Neither does he know, when he at last returns to Asgard, that that which he leaves behind lives. It is a half life, a cursed life, but life nonetheless. A life in shadows, half here and half… elsewhere.
He does not know that the child will grow up to become the Queen of the Dead. Not yet. He will learn, in time. Ashes, ashes, we all fall down.
And yet, we are not quite at the moment where the weave changes, where the scissors cut, where fate is rewritten. First, a queen must speak words she never thought she had it in her heart to utter.

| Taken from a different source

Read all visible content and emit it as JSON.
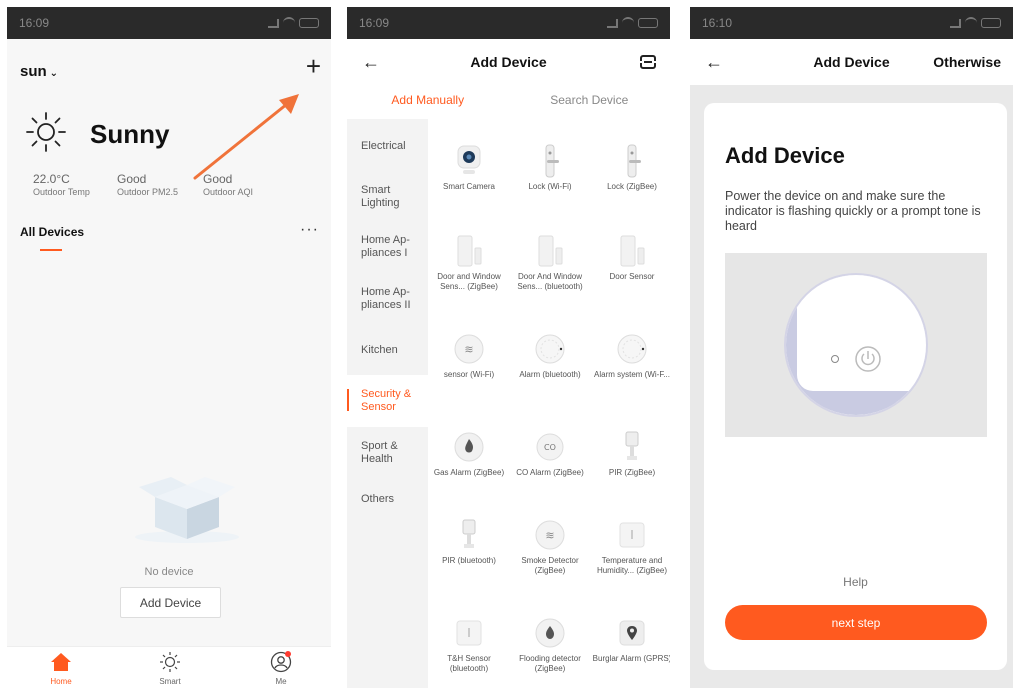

The word ripped through the tranquility like a bolt of lightning, even though it was barely whispered. It ruined everything, Frigga felt as the earth disappeared beneath her feet. Suddenly, so many things made sense. She remembered, and she understood. The glances. The secretive smiles. The eldest son’s devotion to the youngest. The whispers. Her eyes strayed of their own volition to the oversized shirt, hiding her youngest son’s body from her searching gaze.
It was impossible, it must be. And yet, was it not she who had comforted Loki during his first monthly bleeding, when he cried his confusion into her shoulder?
“Mother” he begged, “say something.”
But Frigga stared at his abdomen as if she was staring into the depths of Muspelheim and did not speak. Se could not speak, for what words were there?
“Please” Loki’s eyes were wide with fear. “I know not what to do. I haven’t told anyone, not even Thor-”
Frigga’s hand was in the air before she sensed it moving, striking his cheek with all the fury of a devastated mother.
And then she uttered words that came from somewhere deep inside her, words she hadn’t known she was able of speaking. Words she regretted the moment she said them, but by then it was too late. Cruel, horrible words she didn’t mean and would never be able to recant.
“Do not dare to speak his name, you filthy jotun whore. ”
And all Asgard’s horses and all Asgard’s men
Cannot put what was broken, together again.